Records excerpted from a collection:
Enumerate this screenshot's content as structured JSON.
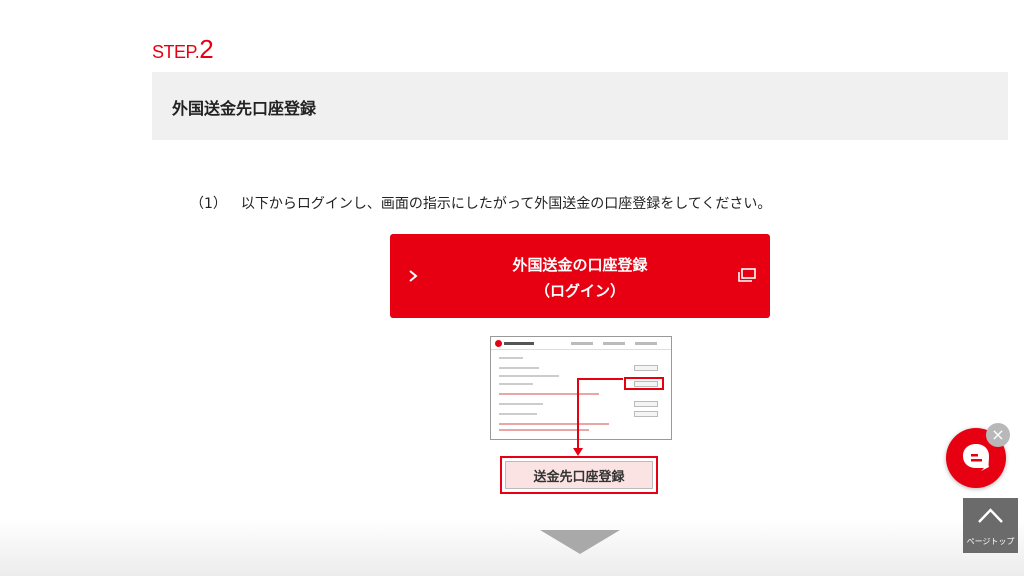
{
  "step": {
    "prefix": "STEP.",
    "number": "2"
  },
  "section": {
    "title": "外国送金先口座登録"
  },
  "instruction": {
    "number": "（1）",
    "text": "以下からログインし、画面の指示にしたがって外国送金の口座登録をしてください。"
  },
  "login_button": {
    "line1": "外国送金の口座登録",
    "line2": "（ログイン）",
    "chevron_icon": "chevron-right-icon",
    "external_icon": "external-window-icon"
  },
  "illustration": {
    "highlight_label": "送金先口座登録"
  },
  "page_top": {
    "label": "ページトップ",
    "icon": "chevron-up-icon"
  },
  "chat": {
    "icon": "chat-bubble-icon",
    "close_label": "×"
  },
  "colors": {
    "accent": "#e60012",
    "header_bg": "#f0f0f0",
    "page_top_bg": "#6b6b6b"
  }
}
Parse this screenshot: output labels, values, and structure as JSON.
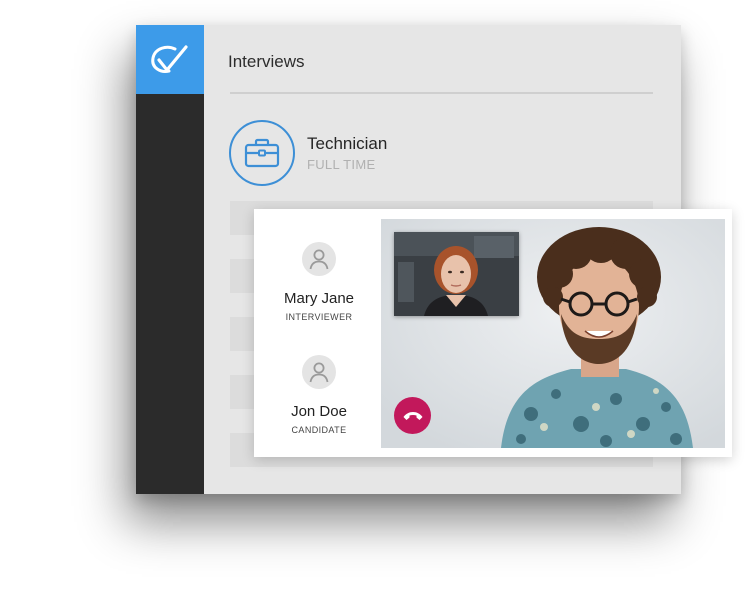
{
  "app": {
    "section_title": "Interviews",
    "brand_color": "#3d9be9",
    "logo_icon": "checkmark-logo-icon"
  },
  "job": {
    "title": "Technician",
    "type": "FULL TIME",
    "icon": "briefcase-icon",
    "accent_color": "#3d8fd6"
  },
  "call": {
    "participants": [
      {
        "name": "Mary Jane",
        "role": "INTERVIEWER",
        "icon": "user-avatar-icon"
      },
      {
        "name": "Jon Doe",
        "role": "CANDIDATE",
        "icon": "user-avatar-icon"
      }
    ],
    "hangup_icon": "phone-hangup-icon",
    "hangup_color": "#c2185b"
  }
}
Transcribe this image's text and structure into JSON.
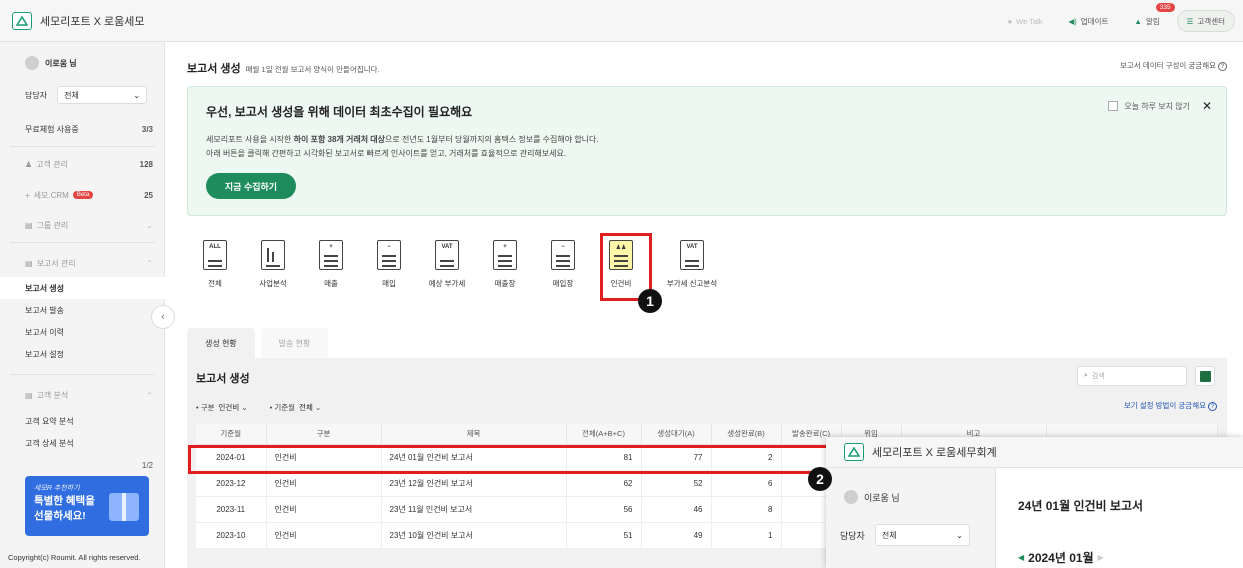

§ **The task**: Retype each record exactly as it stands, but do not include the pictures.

§ **Exercise answer**:
Enumerate this screenshot's content as structured JSON.
{
  "step": {
    "prefix": "STEP.",
    "number": "2"
  },
  "section": {
    "title": "外国送金先口座登録"
  },
  "instruction": {
    "number": "（1）",
    "text": "以下からログインし、画面の指示にしたがって外国送金の口座登録をしてください。"
  },
  "login_button": {
    "line1": "外国送金の口座登録",
    "line2": "（ログイン）",
    "chevron_icon": "chevron-right-icon",
    "external_icon": "external-window-icon"
  },
  "illustration": {
    "highlight_label": "送金先口座登録"
  },
  "page_top": {
    "label": "ページトップ",
    "icon": "chevron-up-icon"
  },
  "chat": {
    "icon": "chat-bubble-icon",
    "close_label": "×"
  },
  "colors": {
    "accent": "#e60012",
    "header_bg": "#f0f0f0",
    "page_top_bg": "#6b6b6b"
  }
}
Parse this screenshot: output labels, values, and structure as JSON.
{
  "app": {
    "section_title": "Interviews",
    "brand_color": "#3d9be9",
    "logo_icon": "checkmark-logo-icon"
  },
  "job": {
    "title": "Technician",
    "type": "FULL TIME",
    "icon": "briefcase-icon",
    "accent_color": "#3d8fd6"
  },
  "call": {
    "participants": [
      {
        "name": "Mary Jane",
        "role": "INTERVIEWER",
        "icon": "user-avatar-icon"
      },
      {
        "name": "Jon Doe",
        "role": "CANDIDATE",
        "icon": "user-avatar-icon"
      }
    ],
    "hangup_icon": "phone-hangup-icon",
    "hangup_color": "#c2185b"
  }
}
Transcribe this image's text and structure into JSON.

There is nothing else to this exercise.